The Death & Life of All of Us
Victor Esses portrait
Preparing the performance
Victor at work
PART DOCUMENTARY THEATRE, PART GIG, THE DEATH AND LIFE OF ALL OF US IS A WORK-IN-PROGRESS SHARING WHICH RECLAIMS THOSE STORIES OTHERS WOULD RATHER ERASE.
Have you ever looked where you were told not to? Victor Esses made a decision, to celebrate those people in his family the least spoken of… among them are great-aunty Marcelle, who left the Jewish-Beirut community, converted to a new religion, changed her name and travelled the world.
This work in progress is part documentary theatre, part gig and is a reclaiming of those stories others would rather erase. A journey into shame, family and intergenerational trauma; a celebration of complexity, imperfection, truths and untruths, humanity.
“This will be the first time I share any of this material with an audience.

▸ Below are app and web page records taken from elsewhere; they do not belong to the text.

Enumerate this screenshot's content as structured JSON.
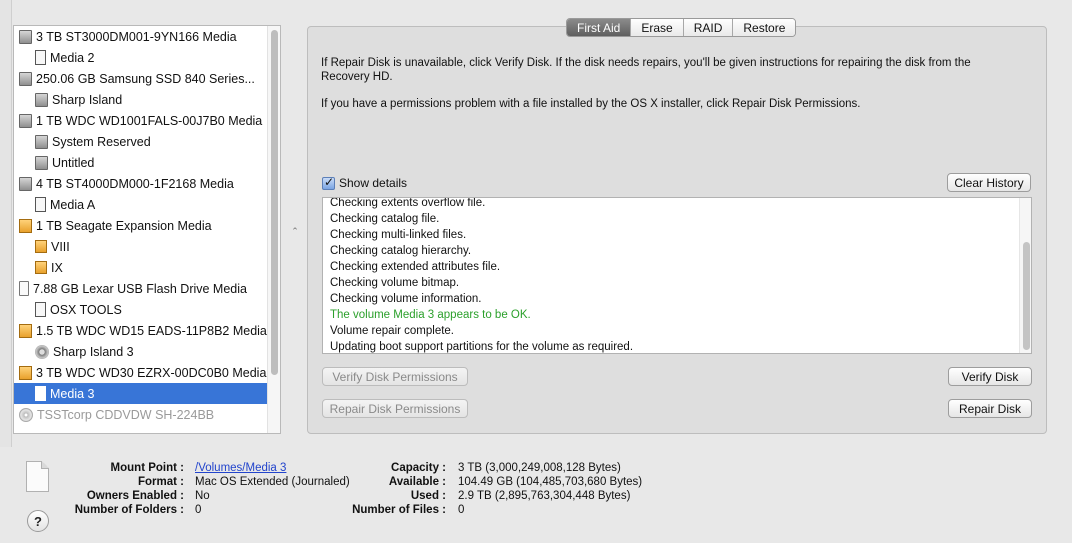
{
  "sidebar": {
    "items": [
      {
        "label": "3 TB ST3000DM001-9YN166 Media",
        "icon": "hard-disk-icon",
        "level": 0
      },
      {
        "label": "Media 2",
        "icon": "volume-icon",
        "level": 1
      },
      {
        "label": "250.06 GB Samsung SSD 840 Series...",
        "icon": "hard-disk-icon",
        "level": 0
      },
      {
        "label": "Sharp Island",
        "icon": "hard-disk-volume-icon",
        "level": 1
      },
      {
        "label": "1 TB WDC WD1001FALS-00J7B0 Media",
        "icon": "hard-disk-icon",
        "level": 0
      },
      {
        "label": "System Reserved",
        "icon": "hard-disk-volume-icon",
        "level": 1
      },
      {
        "label": "Untitled",
        "icon": "hard-disk-volume-icon",
        "level": 1
      },
      {
        "label": "4 TB ST4000DM000-1F2168 Media",
        "icon": "hard-disk-icon",
        "level": 0
      },
      {
        "label": "Media A",
        "icon": "volume-icon",
        "level": 1
      },
      {
        "label": "1 TB Seagate Expansion Media",
        "icon": "external-disk-icon",
        "level": 0
      },
      {
        "label": "VIII",
        "icon": "external-volume-icon",
        "level": 1
      },
      {
        "label": "IX",
        "icon": "external-volume-icon",
        "level": 1
      },
      {
        "label": "7.88 GB Lexar USB Flash Drive Media",
        "icon": "usb-drive-icon",
        "level": 0
      },
      {
        "label": "OSX TOOLS",
        "icon": "volume-icon",
        "level": 1
      },
      {
        "label": "1.5 TB WDC WD15 EADS-11P8B2 Media",
        "icon": "external-disk-icon",
        "level": 0
      },
      {
        "label": "Sharp Island 3",
        "icon": "network-volume-icon",
        "level": 1
      },
      {
        "label": "3 TB WDC WD30 EZRX-00DC0B0 Media",
        "icon": "external-disk-icon",
        "level": 0
      },
      {
        "label": "Media 3",
        "icon": "volume-icon",
        "level": 1,
        "selected": true
      },
      {
        "label": "TSSTcorp CDDVDW SH-224BB",
        "icon": "optical-drive-icon",
        "level": 0,
        "dimmed": true
      }
    ]
  },
  "tabs": [
    "First Aid",
    "Erase",
    "RAID",
    "Restore"
  ],
  "active_tab": "First Aid",
  "info": {
    "paragraph1": "If Repair Disk is unavailable, click Verify Disk. If the disk needs repairs, you'll be given instructions for repairing the disk from the Recovery HD.",
    "paragraph2": "If you have a permissions problem with a file installed by the OS X installer, click Repair Disk Permissions."
  },
  "show_details": {
    "label": "Show details",
    "checked": true
  },
  "buttons": {
    "clear_history": "Clear History",
    "verify_permissions": "Verify Disk Permissions",
    "repair_permissions": "Repair Disk Permissions",
    "verify_disk": "Verify Disk",
    "repair_disk": "Repair Disk"
  },
  "log": [
    {
      "text": "Checking extents overflow file.",
      "status": "normal"
    },
    {
      "text": "Checking catalog file.",
      "status": "normal"
    },
    {
      "text": "Checking multi-linked files.",
      "status": "normal"
    },
    {
      "text": "Checking catalog hierarchy.",
      "status": "normal"
    },
    {
      "text": "Checking extended attributes file.",
      "status": "normal"
    },
    {
      "text": "Checking volume bitmap.",
      "status": "normal"
    },
    {
      "text": "Checking volume information.",
      "status": "normal"
    },
    {
      "text": "The volume Media 3 appears to be OK.",
      "status": "ok"
    },
    {
      "text": "Volume repair complete.",
      "status": "normal"
    },
    {
      "text": "Updating boot support partitions for the volume as required.",
      "status": "normal"
    }
  ],
  "colors": {
    "ok": "#2ca02c",
    "selection": "#3875d7",
    "link": "#2244cc"
  },
  "details": {
    "mount_point_label": "Mount Point :",
    "mount_point": "/Volumes/Media 3",
    "format_label": "Format :",
    "format": "Mac OS Extended (Journaled)",
    "owners_label": "Owners Enabled :",
    "owners": "No",
    "folders_label": "Number of Folders :",
    "folders": "0",
    "capacity_label": "Capacity :",
    "capacity": "3 TB (3,000,249,008,128 Bytes)",
    "available_label": "Available :",
    "available": "104.49 GB (104,485,703,680 Bytes)",
    "used_label": "Used :",
    "used": "2.9 TB (2,895,763,304,448 Bytes)",
    "files_label": "Number of Files :",
    "files": "0"
  },
  "help": "?"
}
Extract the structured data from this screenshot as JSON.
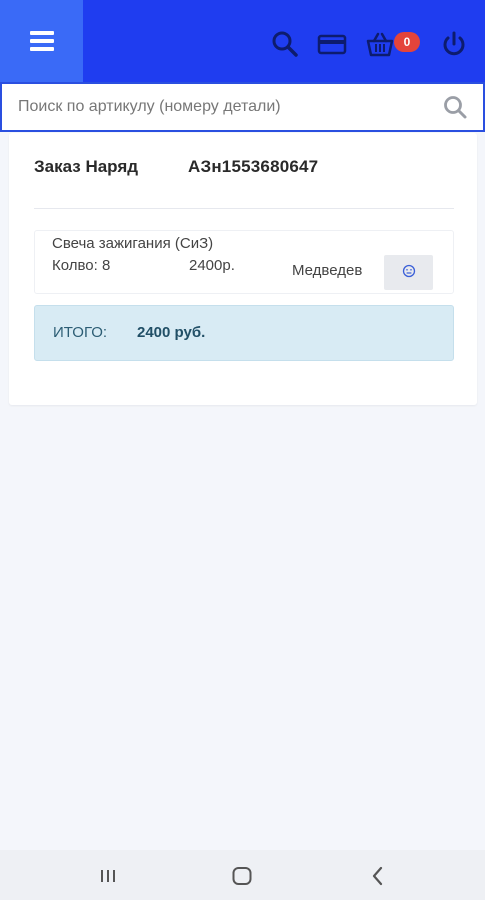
{
  "header": {
    "badge_count": "0",
    "icons": [
      "menu-icon",
      "search-icon",
      "credit-card-icon",
      "basket-icon",
      "power-icon"
    ],
    "colors": {
      "bar": "#1f3df0",
      "menu_bg": "#3a6af7",
      "badge": "#e4443b"
    }
  },
  "search": {
    "placeholder": "Поиск по артикулу (номеру детали)",
    "value": ""
  },
  "order": {
    "title": "Заказ Наряд",
    "number": "АЗн1553680647",
    "items": [
      {
        "name": "Свеча зажигания (СиЗ)",
        "qty": "Колво: 8",
        "price": "2400р.",
        "person": "Медведев",
        "action_icon": "smiley-icon"
      }
    ],
    "total_label": "ИТОГО:",
    "total_value": "2400 руб."
  },
  "navbar": {
    "buttons": [
      "recent-apps-icon",
      "home-icon",
      "back-icon"
    ]
  }
}
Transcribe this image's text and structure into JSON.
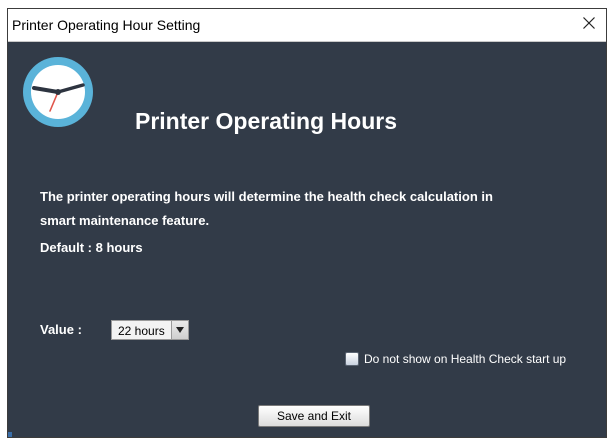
{
  "window": {
    "title": "Printer Operating Hour Setting",
    "close_icon": "close-icon",
    "close_glyph": "✕"
  },
  "header": {
    "icon": "clock-icon",
    "heading": "Printer Operating Hours"
  },
  "body": {
    "description": "The printer operating hours will determine the health check calculation in smart maintenance feature.",
    "default_text": "Default : 8 hours"
  },
  "form": {
    "value_label": "Value :",
    "selected_value": "22 hours",
    "arrow_icon": "dropdown-arrow-icon",
    "dont_show_label": "Do not show on Health Check start up",
    "dont_show_checked": false
  },
  "actions": {
    "save_label": "Save and Exit"
  },
  "colors": {
    "content_bg": "#323b48",
    "clock_face": "#5ab3d9",
    "text": "#ffffff"
  }
}
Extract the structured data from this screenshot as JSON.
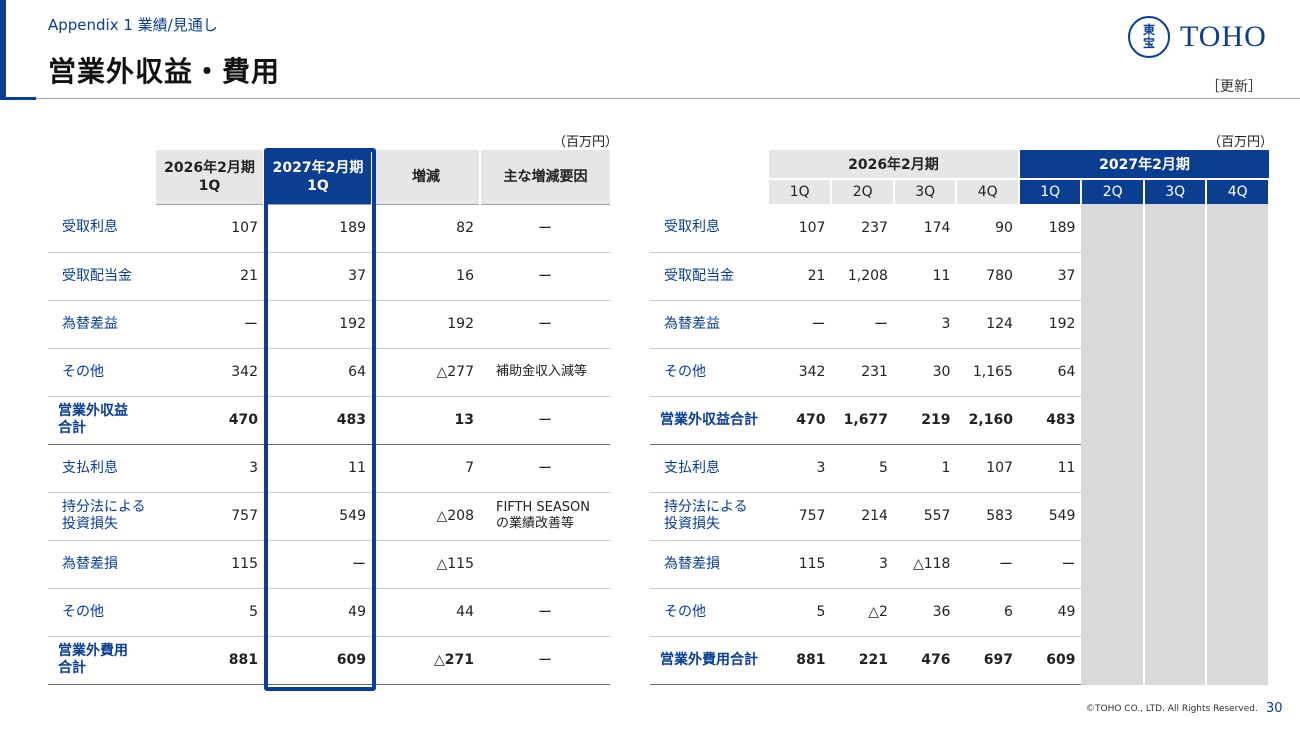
{
  "header": {
    "subtitle": "Appendix 1  業績/見通し",
    "title": "営業外収益・費用",
    "update_label": "［更新］",
    "logo_kanji_top": "東",
    "logo_kanji_bottom": "宝",
    "logo_text": "TOHO"
  },
  "left_table": {
    "unit": "（百万円）",
    "col_prev": "2026年2月期\n1Q",
    "col_curr": "2027年2月期\n1Q",
    "col_diff": "増減",
    "col_factor": "主な増減要因",
    "rows": [
      {
        "label": "受取利息",
        "prev": "107",
        "curr": "189",
        "diff": "82",
        "factor": "ー",
        "total": false
      },
      {
        "label": "受取配当金",
        "prev": "21",
        "curr": "37",
        "diff": "16",
        "factor": "ー",
        "total": false
      },
      {
        "label": "為替差益",
        "prev": "ー",
        "curr": "192",
        "diff": "192",
        "factor": "ー",
        "total": false
      },
      {
        "label": "その他",
        "prev": "342",
        "curr": "64",
        "diff": "△277",
        "factor": "補助金収入減等",
        "total": false
      },
      {
        "label": "営業外収益\n合計",
        "prev": "470",
        "curr": "483",
        "diff": "13",
        "factor": "ー",
        "total": true
      },
      {
        "label": "支払利息",
        "prev": "3",
        "curr": "11",
        "diff": "7",
        "factor": "ー",
        "total": false
      },
      {
        "label": "持分法による\n投資損失",
        "prev": "757",
        "curr": "549",
        "diff": "△208",
        "factor": "FIFTH SEASON\nの業績改善等",
        "total": false
      },
      {
        "label": "為替差損",
        "prev": "115",
        "curr": "ー",
        "diff": "△115",
        "factor": "",
        "total": false
      },
      {
        "label": "その他",
        "prev": "5",
        "curr": "49",
        "diff": "44",
        "factor": "ー",
        "total": false
      },
      {
        "label": "営業外費用\n合計",
        "prev": "881",
        "curr": "609",
        "diff": "△271",
        "factor": "ー",
        "total": true
      }
    ]
  },
  "right_table": {
    "unit": "（百万円）",
    "year_prev": "2026年2月期",
    "year_curr": "2027年2月期",
    "quarters": [
      "1Q",
      "2Q",
      "3Q",
      "4Q",
      "1Q",
      "2Q",
      "3Q",
      "4Q"
    ],
    "rows": [
      {
        "label": "受取利息",
        "values": [
          "107",
          "237",
          "174",
          "90",
          "189"
        ],
        "total": false
      },
      {
        "label": "受取配当金",
        "values": [
          "21",
          "1,208",
          "11",
          "780",
          "37"
        ],
        "total": false
      },
      {
        "label": "為替差益",
        "values": [
          "ー",
          "ー",
          "3",
          "124",
          "192"
        ],
        "total": false
      },
      {
        "label": "その他",
        "values": [
          "342",
          "231",
          "30",
          "1,165",
          "64"
        ],
        "total": false
      },
      {
        "label": "営業外収益合計",
        "values": [
          "470",
          "1,677",
          "219",
          "2,160",
          "483"
        ],
        "total": true
      },
      {
        "label": "支払利息",
        "values": [
          "3",
          "5",
          "1",
          "107",
          "11"
        ],
        "total": false
      },
      {
        "label": "持分法による\n投資損失",
        "values": [
          "757",
          "214",
          "557",
          "583",
          "549"
        ],
        "total": false
      },
      {
        "label": "為替差損",
        "values": [
          "115",
          "3",
          "△118",
          "ー",
          "ー"
        ],
        "total": false
      },
      {
        "label": "その他",
        "values": [
          "5",
          "△2",
          "36",
          "6",
          "49"
        ],
        "total": false
      },
      {
        "label": "営業外費用合計",
        "values": [
          "881",
          "221",
          "476",
          "697",
          "609"
        ],
        "total": true
      }
    ]
  },
  "footer": {
    "copyright": "©TOHO CO., LTD. All Rights Reserved.",
    "page": "30"
  },
  "colors": {
    "brand_blue": "#0b3d91",
    "header_gray": "#e6e6e6",
    "empty_gray": "#d9d9d9"
  }
}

I’m excited to work in new languages than I’m used to. Expect some surprising imagery, involving music, space to think of your own family.” – says the artist.
The evening’s sharing will include a post-show discussion with the artist. As part of the project, Victor Esses will also spend time with the museum’s song writing group prior to his performance to share his practice and develop parts of the show.
WHAT YOU NEED TO KNOW
This is a work-in-progress, so there will be sections of performance and opportunities for Victor to speak with the audience to develop and grow the piece. Victor asks that you be open and ready to be a part of his creative process as he shares these rough ideas with you for the first time.
If you are an M8 resident, you are entitled to free tickets for the performance. Please email your name, address and email contact to: email@example.com to sign up to become an M8 member and receive your free ticket.
Victor Esses is a Jewish-Lebanese Brazilian queer theatre maker and performance artist. His practice centres nuanced intersectional auto/biographical stories of belonging, resilience and intimacy, encouraging audiences to ask personal questions about what makes us most human. His process is studio led, creating archives of memory that serve as pieces in a jigsaw, activated through performance. He uses storytelling, participation, multimedia, and live art to create open entry points into who we are now, and how we might imagine better futures.